September 11, 2008

She Is The God-bearer

On Sept. 8, The Church celebrated The Feast of The Nativity of our Most Holy Lady the Mother of God and Ever-Virgin Mary. I’m not sure why but I found myself deeply contemplating (not easy with my shallow mind) this feast day in general and the Theotokos in particular.

As a good (sometimes) God-fearing (almost always) Protestant I never gave much thought to Mary other than at Easter and Christmas, those days when she intruded into the celebration and could not be ignored, diminished certainly, but not ignored. At that time anything to do with Mary smelled suspiciously of the Romans with their statuary and their candles and their incense (or Popery?). We were taught that the Romans (we never even knew the Holy Orthodox Church existed) did their best to elevate Mary to a full share in the Godhead and sought to change the Holy Trinity to the (un)Holy Quadripartite (I’m sure that’s not exactly the right word so please correct me Fr. Frank). I apologize for all the (excessive) parentheses.

My church experience prior to coming home to Orthodoxy was that we were in theory Trinitarian but in practice unitarian (not those Unitarians of the watered down gospel) in that the focus is almost solely on Christ to the exclusion of God the Father and The Holy Spirit.

In broadening my views on Mary I came to understand in a much deeper way how through Christ’s humanity and our shared humanity we need not fear death. The concept of sharing is His humanity for some reason just never seemed significant. I know this sounds a bit preposterous and points out quite clearly my cranial density but I eventually began to grasp that we are the beneficiaries of Christ’s full humanity (He having sprung from Mary’s womb).

As for venerating and lifting up the Theotokos, who better in the history of humanity to lift up? She is the God-bearer. Her unhesitant acceptance, her embrace of what God the Father through the Holy Spirit would make manifest through her is the model for us all.

I no longer flinch at, “Most holy Theotokos, save us.” I am comforted by:

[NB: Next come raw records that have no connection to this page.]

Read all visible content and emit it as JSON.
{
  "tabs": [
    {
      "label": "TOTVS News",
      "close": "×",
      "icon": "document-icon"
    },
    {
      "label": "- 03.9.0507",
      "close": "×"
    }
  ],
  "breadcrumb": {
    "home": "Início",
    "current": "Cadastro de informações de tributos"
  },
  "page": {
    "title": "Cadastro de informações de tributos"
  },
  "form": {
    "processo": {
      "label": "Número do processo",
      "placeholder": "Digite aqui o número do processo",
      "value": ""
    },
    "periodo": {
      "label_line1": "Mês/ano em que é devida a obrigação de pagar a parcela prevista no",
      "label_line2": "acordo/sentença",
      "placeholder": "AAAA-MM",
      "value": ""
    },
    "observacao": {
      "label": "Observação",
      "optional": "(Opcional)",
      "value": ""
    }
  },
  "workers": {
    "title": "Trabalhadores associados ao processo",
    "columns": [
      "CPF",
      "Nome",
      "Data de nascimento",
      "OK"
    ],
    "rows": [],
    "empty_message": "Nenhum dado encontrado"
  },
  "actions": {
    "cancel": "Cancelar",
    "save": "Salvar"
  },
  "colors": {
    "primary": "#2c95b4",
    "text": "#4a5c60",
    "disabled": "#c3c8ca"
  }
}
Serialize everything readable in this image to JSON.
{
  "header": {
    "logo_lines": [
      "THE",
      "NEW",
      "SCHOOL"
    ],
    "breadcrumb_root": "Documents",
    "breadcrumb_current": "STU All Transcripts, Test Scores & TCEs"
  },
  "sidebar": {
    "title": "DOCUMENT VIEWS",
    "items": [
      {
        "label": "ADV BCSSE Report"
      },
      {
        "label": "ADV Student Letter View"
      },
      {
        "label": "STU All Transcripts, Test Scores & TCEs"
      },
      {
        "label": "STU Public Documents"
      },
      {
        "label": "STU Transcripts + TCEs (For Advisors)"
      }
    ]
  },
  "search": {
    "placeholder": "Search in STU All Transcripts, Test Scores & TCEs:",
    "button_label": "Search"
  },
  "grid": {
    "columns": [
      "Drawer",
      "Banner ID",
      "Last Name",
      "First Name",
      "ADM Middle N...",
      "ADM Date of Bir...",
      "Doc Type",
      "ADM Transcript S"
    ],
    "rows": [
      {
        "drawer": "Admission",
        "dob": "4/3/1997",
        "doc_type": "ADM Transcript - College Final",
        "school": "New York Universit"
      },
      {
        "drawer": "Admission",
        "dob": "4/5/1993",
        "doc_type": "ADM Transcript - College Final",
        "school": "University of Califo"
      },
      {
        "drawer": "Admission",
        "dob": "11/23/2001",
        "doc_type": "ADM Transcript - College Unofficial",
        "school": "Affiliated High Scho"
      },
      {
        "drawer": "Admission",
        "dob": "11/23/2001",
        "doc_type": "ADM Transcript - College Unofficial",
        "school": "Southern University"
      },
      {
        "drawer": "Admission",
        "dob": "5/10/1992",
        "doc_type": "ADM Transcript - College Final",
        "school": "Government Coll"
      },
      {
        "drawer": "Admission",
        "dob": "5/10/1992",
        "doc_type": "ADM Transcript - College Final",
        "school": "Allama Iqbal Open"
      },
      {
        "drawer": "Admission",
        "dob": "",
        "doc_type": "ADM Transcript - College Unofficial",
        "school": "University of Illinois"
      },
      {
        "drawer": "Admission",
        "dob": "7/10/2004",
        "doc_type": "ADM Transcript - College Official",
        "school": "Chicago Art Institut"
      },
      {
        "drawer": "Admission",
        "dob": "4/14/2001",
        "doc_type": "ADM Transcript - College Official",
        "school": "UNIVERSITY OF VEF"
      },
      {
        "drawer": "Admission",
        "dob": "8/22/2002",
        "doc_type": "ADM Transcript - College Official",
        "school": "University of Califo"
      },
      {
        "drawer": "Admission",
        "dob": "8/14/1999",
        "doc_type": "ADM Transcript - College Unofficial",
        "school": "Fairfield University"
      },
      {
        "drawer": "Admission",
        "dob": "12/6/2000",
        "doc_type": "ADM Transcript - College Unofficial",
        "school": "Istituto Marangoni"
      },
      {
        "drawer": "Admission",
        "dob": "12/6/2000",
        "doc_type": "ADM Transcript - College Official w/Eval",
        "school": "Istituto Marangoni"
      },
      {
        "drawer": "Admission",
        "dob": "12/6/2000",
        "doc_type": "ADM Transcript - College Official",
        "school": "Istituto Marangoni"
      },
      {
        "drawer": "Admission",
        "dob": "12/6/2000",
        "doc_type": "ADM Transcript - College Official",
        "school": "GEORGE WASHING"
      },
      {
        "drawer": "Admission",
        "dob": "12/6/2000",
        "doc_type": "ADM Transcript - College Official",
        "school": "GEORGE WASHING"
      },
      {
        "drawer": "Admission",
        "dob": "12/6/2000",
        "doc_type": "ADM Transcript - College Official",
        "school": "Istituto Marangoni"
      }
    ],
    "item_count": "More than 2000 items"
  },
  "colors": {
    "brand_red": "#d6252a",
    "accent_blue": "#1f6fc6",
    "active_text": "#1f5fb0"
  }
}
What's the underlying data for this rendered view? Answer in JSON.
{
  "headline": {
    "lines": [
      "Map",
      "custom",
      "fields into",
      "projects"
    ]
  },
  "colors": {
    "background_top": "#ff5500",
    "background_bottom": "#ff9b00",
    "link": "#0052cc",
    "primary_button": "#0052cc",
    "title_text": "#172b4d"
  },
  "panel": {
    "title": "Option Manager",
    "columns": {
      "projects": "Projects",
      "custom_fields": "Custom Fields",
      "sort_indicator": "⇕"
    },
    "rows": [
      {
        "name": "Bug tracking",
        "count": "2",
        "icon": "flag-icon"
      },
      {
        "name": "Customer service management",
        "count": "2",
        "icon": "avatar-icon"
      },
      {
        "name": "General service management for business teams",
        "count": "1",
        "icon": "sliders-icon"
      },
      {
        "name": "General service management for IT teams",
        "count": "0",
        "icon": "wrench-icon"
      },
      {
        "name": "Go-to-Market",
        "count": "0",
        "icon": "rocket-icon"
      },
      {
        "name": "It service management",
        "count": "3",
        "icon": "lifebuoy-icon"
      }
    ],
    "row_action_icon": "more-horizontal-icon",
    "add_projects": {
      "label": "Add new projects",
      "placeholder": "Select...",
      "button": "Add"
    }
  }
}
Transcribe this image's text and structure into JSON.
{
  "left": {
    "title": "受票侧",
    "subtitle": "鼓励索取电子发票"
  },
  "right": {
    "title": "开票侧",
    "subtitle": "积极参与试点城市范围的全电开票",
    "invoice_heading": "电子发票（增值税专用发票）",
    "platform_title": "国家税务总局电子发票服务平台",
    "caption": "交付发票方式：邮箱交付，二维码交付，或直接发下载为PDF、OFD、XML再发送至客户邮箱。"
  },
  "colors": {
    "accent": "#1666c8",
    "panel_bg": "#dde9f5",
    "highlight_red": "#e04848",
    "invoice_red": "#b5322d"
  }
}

“Remembering our all-holy, immaculate, most blessed, and glorious Lady, Theotokos and Ever-virgin Mary with all the Saints, let us commend ourselves and each other, and all our life unto Christ our God.”

“It is truly right to bless you, O Theotokos,
ever blessed, and most pure, and the Mother of our God:
more honorable than the cherubim, beyond compare more glorious than the seraphim —
without corruption you gave birth to God, the Word.
True Theotokos, we magnify you!”

And all God’s people said, “Amen.”

September 5, 2008

God Is Good

I want to share an interesting blog I stumbled on the other day. The blog’s author is Fr. John Moses and can be found at Ramblings of a Redneck Priest. He is the priest at All Saints of North America in the beautiful Shenandoah Valley (where I was born and raised). Many years ago I dated his youngest sister. She and one of her other sisters are also now Orthodox. I was reacquainted with her while on a trip to Virginia and looking for the nearest Orthodox parish. While standing in the parking lot I heard someone yell my name. It was the sister of my old girlfriend. They are both parishioners at All Saints (imagine having your brother as your priest). It is also the church where my younger brother was baptized. He is the one on the far right in the first row.